We do not agree that the evidence supports appellant's contention that he was under arrest. Even so, the statements complained of were a part of a conversation between the arresting officer and appellant at the time of the arrest and were admissible as statements incident to such arrest. Womack v. State, 160 Tex.Cr.R. 237, 268 S.W.2d 140.
The witness Gilbert was asked and answered (regarding appellant's operator's license)"Q. Was there anything unusual about it? "A. Yes, it was expired."
Appellant's objection was sustained and, at his request, the trial judge instructed the jury not to consider the question or the answer for any purpose. The absence of a motion for mistrial disposes of the contention that no instruction could cure the error.
Appellant's complaint that he was not taken before a magistrate before being taken to jail is without merit. Gilbert v. State, 126 Tex.Cr.R. 290, 284 S.W.2d 906.

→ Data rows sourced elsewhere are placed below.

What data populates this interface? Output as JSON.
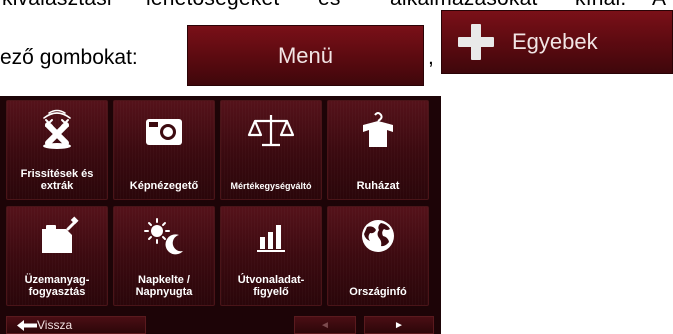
{
  "document": {
    "line1_words": [
      "kiválasztási",
      "lehetőségeket",
      "és",
      "alkalmazásokat",
      "kínál.",
      "A"
    ],
    "line2_prefix": "ező gombokat:",
    "comma": ",",
    "menu_button_label": "Menü",
    "more_button_label": "Egyebek"
  },
  "screen": {
    "tiles": [
      {
        "label": "Frissítések és extrák",
        "icon": "updates-extras-icon"
      },
      {
        "label": "Képnézegető",
        "icon": "camera-icon"
      },
      {
        "label": "Mértékegységváltó",
        "icon": "scales-icon"
      },
      {
        "label": "Ruházat",
        "icon": "shirt-icon"
      },
      {
        "label": "Üzemanyag-fogyasztás",
        "icon": "fuel-can-icon"
      },
      {
        "label": "Napkelte / Napnyugta",
        "icon": "sun-moon-icon"
      },
      {
        "label": "Útvonaladat-figyelő",
        "icon": "bar-chart-icon"
      },
      {
        "label": "Országinfó",
        "icon": "globe-icon"
      }
    ],
    "back_label": "Vissza",
    "prev_glyph": "◄",
    "next_glyph": "►"
  }
}
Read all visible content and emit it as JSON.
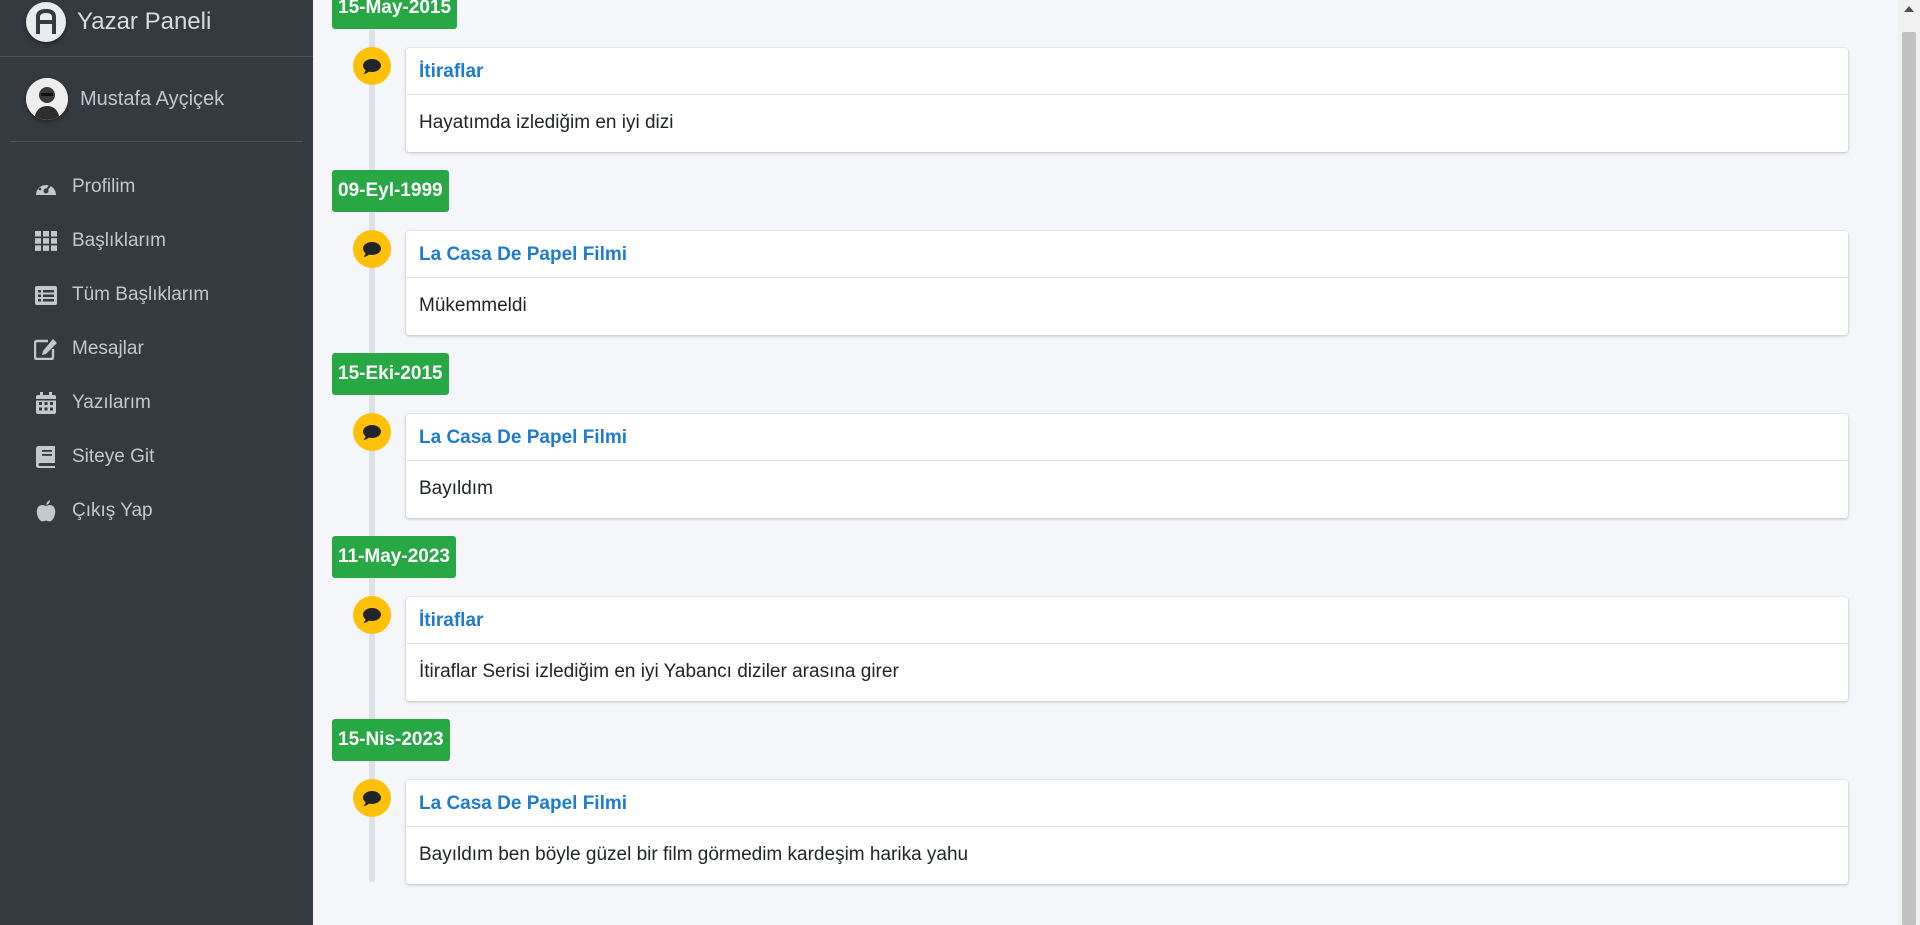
{
  "sidebar": {
    "brand": "Yazar Paneli",
    "user_name": "Mustafa Ayçiçek",
    "items": [
      {
        "label": "Profilim",
        "icon": "tachometer-icon"
      },
      {
        "label": "Başlıklarım",
        "icon": "th-grid-icon"
      },
      {
        "label": "Tüm Başlıklarım",
        "icon": "list-alt-icon"
      },
      {
        "label": "Mesajlar",
        "icon": "edit-icon"
      },
      {
        "label": "Yazılarım",
        "icon": "calendar-icon"
      },
      {
        "label": "Siteye Git",
        "icon": "book-icon"
      },
      {
        "label": "Çıkış Yap",
        "icon": "apple-icon"
      }
    ]
  },
  "timeline": [
    {
      "date": "15-May-2015",
      "title": "İtiraflar",
      "body": "Hayatımda izlediğim en iyi dizi"
    },
    {
      "date": "09-Eyl-1999",
      "title": "La Casa De Papel Filmi",
      "body": "Mükemmeldi"
    },
    {
      "date": "15-Eki-2015",
      "title": "La Casa De Papel Filmi",
      "body": "Bayıldım"
    },
    {
      "date": "11-May-2023",
      "title": "İtiraflar",
      "body": "İtiraflar Serisi izlediğim en iyi Yabancı diziler arasına girer"
    },
    {
      "date": "15-Nis-2023",
      "title": "La Casa De Papel Filmi",
      "body": "Bayıldım ben böyle güzel bir film görmedim kardeşim harika yahu"
    }
  ],
  "colors": {
    "sidebar_bg": "#343a40",
    "date_label": "#28a745",
    "timeline_icon": "#ffc107",
    "link": "#1f7bd0"
  },
  "timeline_icon_name": "comment-icon"
}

Patrolmen Gilbert and Goodnow, and Sgt. Burgess expressed the opinion that appellant was intoxicated. They testified that they observed him at the scene; conversed with him; observed that he swayed as he walked, that his speech was slurred and that he had the oder of intoxicants on his breath.
There was also testimony from the state's witnesses that a half-pint whiskey bottle with some "just regular whiskey" in it was found in appellant's car.
Appellant denied that there was whiskey in the bottle; denied that he admitted having drunk or that he had drunk more than one bottle of beer, and testified that he was sober and that the cause of his accident was that the steering wheel on his car locked.
His testimony that he was sober and had drunk only one bottle of beer, and that the whiskey bottle in the car contained oil, not whiskey, was corroborated by appellant's witness Rufus McCoy.
The jury resolved the disputed issue, as to appellant's being intoxicated, against him.
The evidence is sufficient to sustain the conviction and we find no reversible error.
The judgment is affirmed.